Now here is something that may surprise you: The economic growth that you and I take for granted is in fact very rare. For almost all of the history of human existence, there was no growth at all.

A Better Way to Save $1 Trillion

Health economist Victor Fuchs argues that if we spent the same fraction of national income on health care that other countries spend we could save $1 trillion. How could we do that? By organizing our health care system the way other countries do. That would mean, he tells us:

  • Fewer visits to specialists and a higher proportion of physician visits to primary care providers.
  • A sharp reduction in the number of high-tech procedures such as MRI and CT scans.
  • A reduction in aggressive medical interventions for the very sick elderly.
  • Longer waits for access to specialized care and high tech interventions except for emergencies.
  • Less privacy, space and amenities for in-hospital patients.

And he adds: the number of beds per capita would actually increase as would the number of physicians ― which is a hint that there might be something seriously wrong with the whole argument.

While it is true that we spend more than other countries in an accounting sense, we actually use fewer real resources: fewer doctors, fewer nurses, fewer hospital beds, shorter lengths of stay, etc. That means that from an economist’s point of view, we aren’t necessarily spending more than other countries.

Fuchs says that with an extra $1 trillion, we could have more bridges, more highways, more teachers, more R&D, etc. But once again, this confuses money flows with real resource use. We can’t devote more real resources to non-health care unless we use fewer real resources in health care. But if we copy other countries, the resource flow will go in the opposite direction. That is, in order to have more doctors, nurses, hospital beds, etc., we will have to have fewer teachers, fewer roads, less R&D!

I find this same error in some of the writings of Uwe Reinhardt and Sherry Glied and their colleagues. I cannot understand why good economists continue to make this mistake ― especially after I have pointed it out.

That said, I agree with Fuchs’ overall conclusion. I too think we could save $1 trillion in health care, but not by copying what other countries do. We can save that much money by liberating the marketplace.

You can’t always get what you want

Silence of the Left

The topic du jour on the left these days is inequality. But why does the left care about inequality? Do they really want to lift those at the bottom of the income ladder? Or are they just looking for one more reason to increase the power of government?

If you care about those at the bottom then you are wasting your time and everyone else’s time unless you focus on one and only one phenomenon: the inequality of educational opportunity. Poor kids are almost always enrolled in bad schools. Rich kids are almost always in good schools.

So what does the left have to say about the public school system? Almost nothing. Nothing? That’s right. Nothing. I can’t remember ever seeing an editorial by Paul Krugman on how to reform the public schools. So I Googled to see if I have missed something. The only thing I found was a negative post about vouchers. And Krugman is not alone.

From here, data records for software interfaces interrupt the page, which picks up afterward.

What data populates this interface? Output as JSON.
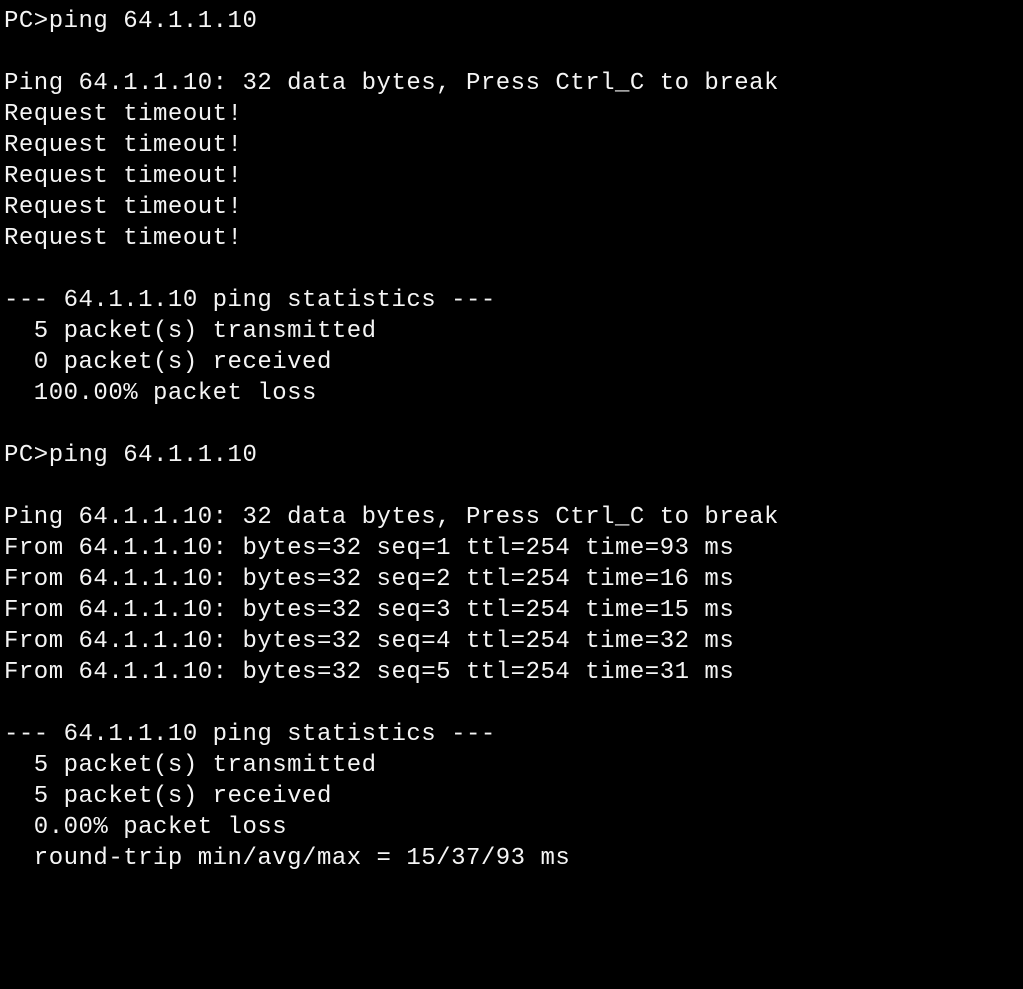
{
  "terminal": {
    "prompt": "PC>",
    "sessions": [
      {
        "command": "ping 64.1.1.10",
        "header": "Ping 64.1.1.10: 32 data bytes, Press Ctrl_C to break",
        "replies": [
          "Request timeout!",
          "Request timeout!",
          "Request timeout!",
          "Request timeout!",
          "Request timeout!"
        ],
        "stats": {
          "title": "--- 64.1.1.10 ping statistics ---",
          "lines": [
            "  5 packet(s) transmitted",
            "  0 packet(s) received",
            "  100.00% packet loss"
          ]
        }
      },
      {
        "command": "ping 64.1.1.10",
        "header": "Ping 64.1.1.10: 32 data bytes, Press Ctrl_C to break",
        "replies": [
          "From 64.1.1.10: bytes=32 seq=1 ttl=254 time=93 ms",
          "From 64.1.1.10: bytes=32 seq=2 ttl=254 time=16 ms",
          "From 64.1.1.10: bytes=32 seq=3 ttl=254 time=15 ms",
          "From 64.1.1.10: bytes=32 seq=4 ttl=254 time=32 ms",
          "From 64.1.1.10: bytes=32 seq=5 ttl=254 time=31 ms"
        ],
        "stats": {
          "title": "--- 64.1.1.10 ping statistics ---",
          "lines": [
            "  5 packet(s) transmitted",
            "  5 packet(s) received",
            "  0.00% packet loss",
            "  round-trip min/avg/max = 15/37/93 ms"
          ]
        }
      }
    ]
  }
}
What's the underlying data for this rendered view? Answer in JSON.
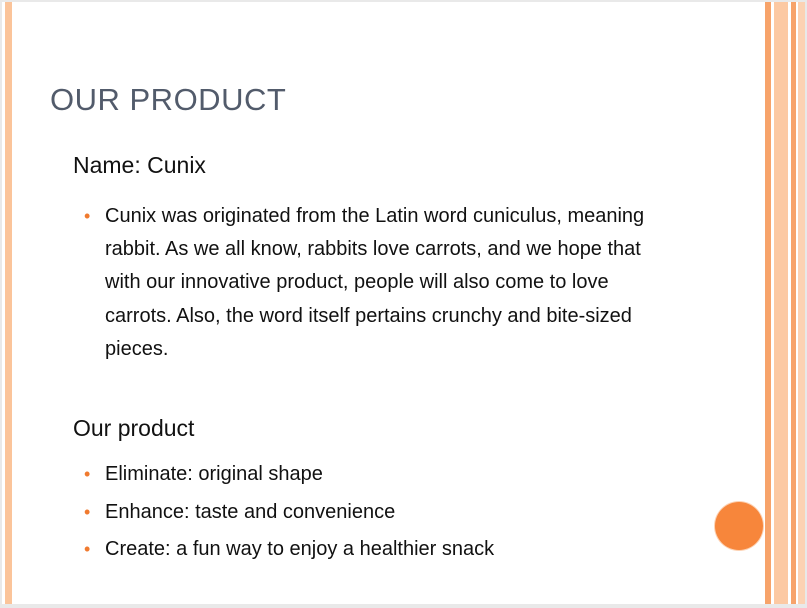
{
  "slide": {
    "title": "OUR PRODUCT",
    "section1": {
      "heading": "Name: Cunix",
      "bullets": [
        "Cunix was originated from the Latin word cuniculus, meaning rabbit. As we all know, rabbits love carrots, and we hope that with our innovative product, people will also come to love carrots. Also, the word itself pertains crunchy and bite-sized pieces."
      ]
    },
    "section2": {
      "heading": "Our product",
      "bullets": [
        "Eliminate: original shape",
        "Enhance: taste and convenience",
        "Create: a fun way to enjoy a healthier snack"
      ]
    },
    "bullet_glyph": "•"
  },
  "colors": {
    "accent_orange": "#f7863b",
    "title_gray": "#525b6b",
    "stripe_peach": "#fbc49a"
  },
  "icons": {
    "bullet": "bullet-dot-icon",
    "decoration": "orange-circle"
  }
}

You almost never see anything written by left-of-center folks on reforming the public schools. And I have noticed on TV talk shows that it’s almost impossible to get liberals to agree to the most modest of all reform ideas: getting rid of bad teachers and making sure we keep the good ones.

What did you learn in school?